- Browser media elements are fun! Sound effects can be really satisfying, YouTube should be a public service at this point, and I'm writing this while listening to Spotify (which is based on Chromium). But they can cause problems. Autoplaying videos can really screw up screen-reading, because screen-reader users frequently need to, y'know, hear what the software is saying to them. Also, videos that play automatically can consume system resources that you'd otherwise have available for other tasks, and nobody likes them.
- Failing to implement good captioning can create huge problems for deaf and hard-of-hearing users. If they're out of sync, incorrect, or there's no structured summary for the content, then it increases the friction experienced by users attempting to engage with that content. This is why Zoom recently added automatic captioning. A lot of the fixes for transcription involve paying for a service, which isn't what we're going to cover here. But writing semantic, structured HTML that includes summaries for videos and alt-text for visual elements means that you've made it much simpler to receive and parse the information you're trying to communicate, and that can go a long way toward making a site more accessible.
- Deuteranopia (the inability of your eyes to receive green light) and protanopia (the same thing, but for red) are really, really common. The linked article cites a common statistic: about 8% of people with XY chromosomes experience some form of color blindness (the number is significantly lower for people with XX chromosomes, around 1 in 200 people). If the text color in a given element is too close to the background color of the element, it can be really hard to read. Don't do that.

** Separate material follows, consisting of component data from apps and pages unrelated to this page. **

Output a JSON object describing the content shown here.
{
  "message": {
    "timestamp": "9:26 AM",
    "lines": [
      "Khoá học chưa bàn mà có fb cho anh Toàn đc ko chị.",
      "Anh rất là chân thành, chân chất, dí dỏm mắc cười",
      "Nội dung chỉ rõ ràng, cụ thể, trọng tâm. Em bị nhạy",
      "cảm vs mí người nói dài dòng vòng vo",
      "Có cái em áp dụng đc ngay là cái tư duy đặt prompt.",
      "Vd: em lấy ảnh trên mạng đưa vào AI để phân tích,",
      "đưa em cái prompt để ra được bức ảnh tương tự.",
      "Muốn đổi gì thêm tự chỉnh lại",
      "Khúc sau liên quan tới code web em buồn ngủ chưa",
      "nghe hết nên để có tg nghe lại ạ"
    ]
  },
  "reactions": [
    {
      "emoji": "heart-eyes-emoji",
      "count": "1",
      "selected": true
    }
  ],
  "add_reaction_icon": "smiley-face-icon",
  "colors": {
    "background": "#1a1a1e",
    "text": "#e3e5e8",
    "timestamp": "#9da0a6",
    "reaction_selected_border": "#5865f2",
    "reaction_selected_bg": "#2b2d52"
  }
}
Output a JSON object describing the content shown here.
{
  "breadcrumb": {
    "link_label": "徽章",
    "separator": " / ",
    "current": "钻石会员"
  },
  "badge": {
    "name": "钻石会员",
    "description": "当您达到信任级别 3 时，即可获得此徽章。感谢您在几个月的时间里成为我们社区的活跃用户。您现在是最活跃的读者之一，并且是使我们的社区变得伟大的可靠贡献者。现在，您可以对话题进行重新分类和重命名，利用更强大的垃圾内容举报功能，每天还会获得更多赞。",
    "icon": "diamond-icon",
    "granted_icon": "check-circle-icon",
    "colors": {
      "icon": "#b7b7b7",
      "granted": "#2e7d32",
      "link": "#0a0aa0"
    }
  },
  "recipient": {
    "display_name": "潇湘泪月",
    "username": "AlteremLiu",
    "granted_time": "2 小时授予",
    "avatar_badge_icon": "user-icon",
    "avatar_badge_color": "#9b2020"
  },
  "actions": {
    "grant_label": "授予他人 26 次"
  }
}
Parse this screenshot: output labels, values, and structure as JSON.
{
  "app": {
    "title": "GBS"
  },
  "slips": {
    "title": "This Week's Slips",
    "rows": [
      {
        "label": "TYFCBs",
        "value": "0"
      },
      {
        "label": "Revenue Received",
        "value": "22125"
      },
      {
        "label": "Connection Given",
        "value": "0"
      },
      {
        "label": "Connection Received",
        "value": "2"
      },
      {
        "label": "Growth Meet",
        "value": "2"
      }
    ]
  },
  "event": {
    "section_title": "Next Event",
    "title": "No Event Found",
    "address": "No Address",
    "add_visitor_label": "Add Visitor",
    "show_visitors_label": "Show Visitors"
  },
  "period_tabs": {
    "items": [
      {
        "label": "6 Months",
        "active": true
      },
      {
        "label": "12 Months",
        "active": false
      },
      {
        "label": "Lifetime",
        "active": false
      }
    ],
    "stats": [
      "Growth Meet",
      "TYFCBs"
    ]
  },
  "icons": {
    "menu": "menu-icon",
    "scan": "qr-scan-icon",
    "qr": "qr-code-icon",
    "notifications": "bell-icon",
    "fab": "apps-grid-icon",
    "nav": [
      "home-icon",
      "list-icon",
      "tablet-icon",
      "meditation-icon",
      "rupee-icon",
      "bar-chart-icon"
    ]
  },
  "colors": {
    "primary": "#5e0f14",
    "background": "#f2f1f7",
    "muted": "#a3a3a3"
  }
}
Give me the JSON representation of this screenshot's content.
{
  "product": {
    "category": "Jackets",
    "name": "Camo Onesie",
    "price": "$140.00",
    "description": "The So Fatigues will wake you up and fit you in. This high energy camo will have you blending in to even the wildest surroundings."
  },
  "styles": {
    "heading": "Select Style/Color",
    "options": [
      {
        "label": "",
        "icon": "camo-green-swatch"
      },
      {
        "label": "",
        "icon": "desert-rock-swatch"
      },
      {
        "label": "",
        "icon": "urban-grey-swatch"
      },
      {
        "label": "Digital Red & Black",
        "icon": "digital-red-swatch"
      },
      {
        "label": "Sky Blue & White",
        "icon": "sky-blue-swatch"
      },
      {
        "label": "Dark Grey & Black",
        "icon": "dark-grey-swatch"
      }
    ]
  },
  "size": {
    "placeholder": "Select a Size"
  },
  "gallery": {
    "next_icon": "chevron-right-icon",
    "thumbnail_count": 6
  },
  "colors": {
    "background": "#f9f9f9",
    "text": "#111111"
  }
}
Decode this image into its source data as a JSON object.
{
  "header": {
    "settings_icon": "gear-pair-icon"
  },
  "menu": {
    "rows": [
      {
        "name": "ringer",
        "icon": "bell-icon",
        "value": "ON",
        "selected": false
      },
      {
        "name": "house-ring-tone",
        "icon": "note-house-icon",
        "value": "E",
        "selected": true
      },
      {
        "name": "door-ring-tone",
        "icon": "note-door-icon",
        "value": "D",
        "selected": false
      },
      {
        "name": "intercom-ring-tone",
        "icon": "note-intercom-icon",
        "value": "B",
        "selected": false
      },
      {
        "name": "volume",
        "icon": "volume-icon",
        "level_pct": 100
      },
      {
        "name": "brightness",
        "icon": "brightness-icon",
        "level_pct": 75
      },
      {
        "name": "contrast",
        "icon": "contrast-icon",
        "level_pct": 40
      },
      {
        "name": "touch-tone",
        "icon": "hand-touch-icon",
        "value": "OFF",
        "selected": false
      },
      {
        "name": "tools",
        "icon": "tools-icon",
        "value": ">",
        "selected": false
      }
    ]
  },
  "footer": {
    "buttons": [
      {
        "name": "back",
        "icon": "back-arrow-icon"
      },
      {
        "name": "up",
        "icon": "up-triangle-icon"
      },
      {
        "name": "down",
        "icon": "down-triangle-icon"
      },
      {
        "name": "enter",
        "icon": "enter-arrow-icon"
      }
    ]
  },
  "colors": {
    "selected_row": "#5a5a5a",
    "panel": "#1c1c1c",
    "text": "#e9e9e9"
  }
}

Etcetera, etcetera, etcetera. By writing consistent, simple, accessible front-end code wherever feasible, it becomes easier to make sure that your users can access and navigate your site's content.
That's the main argument: human diversity needs to be represented in the code you write because browsers are built to be used by a wide range of people and excluding your users is counter-intuitive. Above, I cited some examples, which are by no means exhaustive. This is a huge, complex world, and my goal here is to demonstrate how writing better code makes your users' lives better. Which, phrased that way, seems somewhat obvious, but that's okay.
In Part Two, we'll turn to talking about a basic framework for adding some automated accessibility checking to your application. In Part Three, we'll apply that framework to an existing Rails application, which is more complicated and involves RSpec wizardry.